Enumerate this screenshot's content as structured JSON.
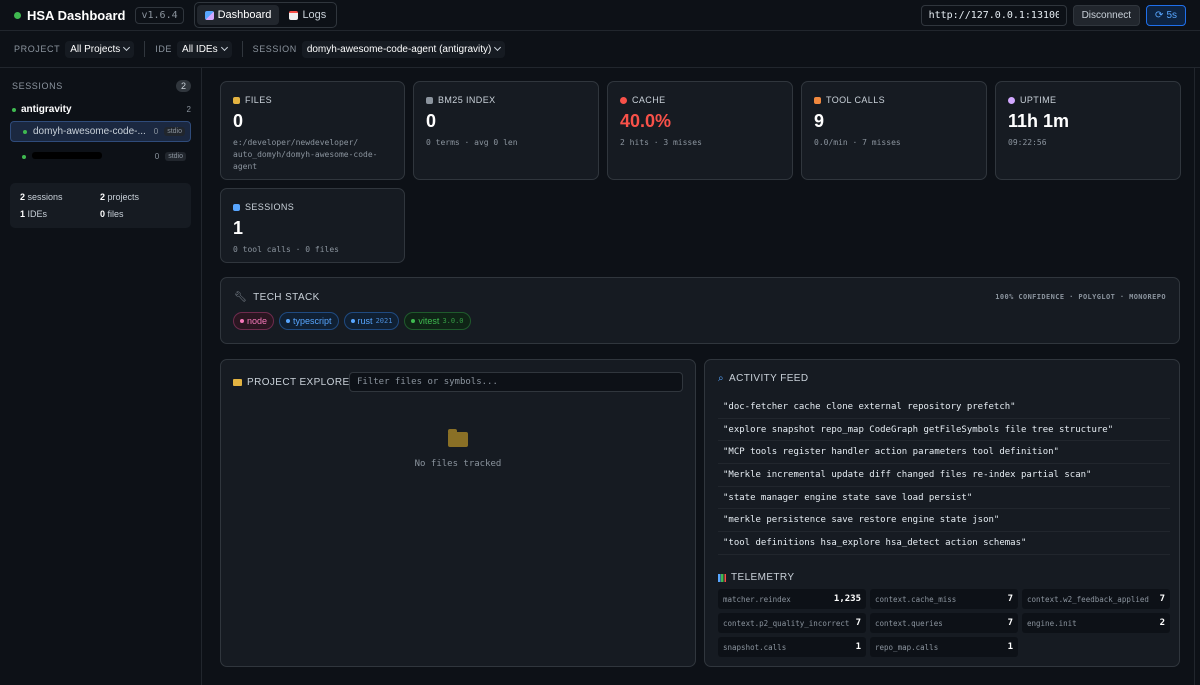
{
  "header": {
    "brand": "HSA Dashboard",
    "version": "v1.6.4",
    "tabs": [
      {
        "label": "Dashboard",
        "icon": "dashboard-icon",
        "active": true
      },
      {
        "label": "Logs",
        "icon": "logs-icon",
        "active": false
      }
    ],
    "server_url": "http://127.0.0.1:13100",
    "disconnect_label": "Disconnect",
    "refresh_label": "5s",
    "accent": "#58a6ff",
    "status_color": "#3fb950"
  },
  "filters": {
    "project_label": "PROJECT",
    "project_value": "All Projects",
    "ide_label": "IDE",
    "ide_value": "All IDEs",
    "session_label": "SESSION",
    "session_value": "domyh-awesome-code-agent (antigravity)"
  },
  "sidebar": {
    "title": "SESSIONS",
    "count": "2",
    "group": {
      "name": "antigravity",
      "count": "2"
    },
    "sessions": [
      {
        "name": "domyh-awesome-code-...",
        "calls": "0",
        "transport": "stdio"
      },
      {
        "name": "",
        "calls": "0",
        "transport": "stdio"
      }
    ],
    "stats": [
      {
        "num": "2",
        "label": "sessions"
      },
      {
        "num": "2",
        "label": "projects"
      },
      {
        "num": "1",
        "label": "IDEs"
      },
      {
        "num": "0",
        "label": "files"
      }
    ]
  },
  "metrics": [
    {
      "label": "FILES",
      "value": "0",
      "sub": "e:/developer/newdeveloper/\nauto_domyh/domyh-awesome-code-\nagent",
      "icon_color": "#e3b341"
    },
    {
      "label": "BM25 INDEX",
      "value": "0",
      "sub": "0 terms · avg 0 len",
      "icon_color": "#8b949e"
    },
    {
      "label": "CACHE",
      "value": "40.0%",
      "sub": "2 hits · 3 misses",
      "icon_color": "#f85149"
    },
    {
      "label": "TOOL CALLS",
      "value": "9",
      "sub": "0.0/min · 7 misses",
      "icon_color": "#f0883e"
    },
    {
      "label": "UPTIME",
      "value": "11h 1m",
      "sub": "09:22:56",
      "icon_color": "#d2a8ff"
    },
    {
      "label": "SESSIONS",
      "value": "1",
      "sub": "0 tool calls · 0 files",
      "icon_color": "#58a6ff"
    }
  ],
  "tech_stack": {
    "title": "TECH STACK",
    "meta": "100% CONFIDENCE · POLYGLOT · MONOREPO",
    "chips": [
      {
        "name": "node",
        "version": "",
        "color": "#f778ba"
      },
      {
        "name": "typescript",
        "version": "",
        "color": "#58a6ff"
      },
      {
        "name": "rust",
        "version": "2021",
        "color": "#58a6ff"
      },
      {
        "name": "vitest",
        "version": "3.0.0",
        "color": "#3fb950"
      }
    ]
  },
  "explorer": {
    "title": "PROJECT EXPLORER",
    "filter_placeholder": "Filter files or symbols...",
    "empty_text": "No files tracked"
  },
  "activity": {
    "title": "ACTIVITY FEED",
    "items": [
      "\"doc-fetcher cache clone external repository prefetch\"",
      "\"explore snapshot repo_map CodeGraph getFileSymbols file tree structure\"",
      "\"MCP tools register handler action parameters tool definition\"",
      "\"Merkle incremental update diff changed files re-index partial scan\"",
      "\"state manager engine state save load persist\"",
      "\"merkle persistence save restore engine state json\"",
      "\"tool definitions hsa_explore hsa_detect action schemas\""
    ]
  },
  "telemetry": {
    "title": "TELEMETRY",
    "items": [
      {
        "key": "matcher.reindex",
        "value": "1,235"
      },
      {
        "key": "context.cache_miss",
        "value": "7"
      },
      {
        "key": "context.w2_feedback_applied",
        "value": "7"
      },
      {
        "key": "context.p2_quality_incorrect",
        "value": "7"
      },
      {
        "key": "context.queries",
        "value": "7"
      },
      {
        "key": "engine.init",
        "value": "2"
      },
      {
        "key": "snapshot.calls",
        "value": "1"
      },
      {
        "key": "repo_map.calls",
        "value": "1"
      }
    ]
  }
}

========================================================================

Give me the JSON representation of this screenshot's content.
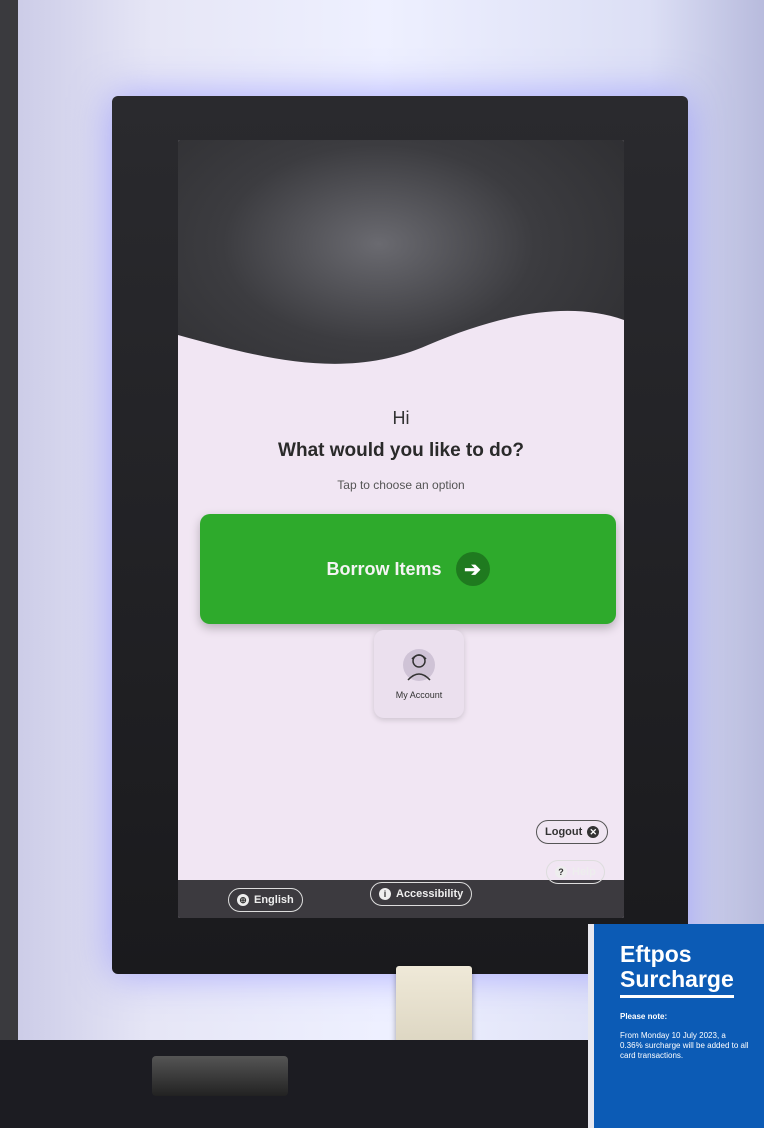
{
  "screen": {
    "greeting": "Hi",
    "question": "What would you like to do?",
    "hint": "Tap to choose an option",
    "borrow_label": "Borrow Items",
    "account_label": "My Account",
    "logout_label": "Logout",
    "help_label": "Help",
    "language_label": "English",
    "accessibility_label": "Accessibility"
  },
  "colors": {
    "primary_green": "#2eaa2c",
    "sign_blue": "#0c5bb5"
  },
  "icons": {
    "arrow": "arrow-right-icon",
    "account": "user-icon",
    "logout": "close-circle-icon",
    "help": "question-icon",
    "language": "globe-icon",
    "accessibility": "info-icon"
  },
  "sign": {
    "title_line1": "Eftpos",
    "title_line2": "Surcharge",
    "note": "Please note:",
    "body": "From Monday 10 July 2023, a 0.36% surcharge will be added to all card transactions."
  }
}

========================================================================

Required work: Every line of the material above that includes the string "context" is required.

Reply:
        "key": "context.cache_miss",
        "key": "context.w2_feedback_applied",
        "key": "context.p2_quality_incorrect",
        "key": "context.queries",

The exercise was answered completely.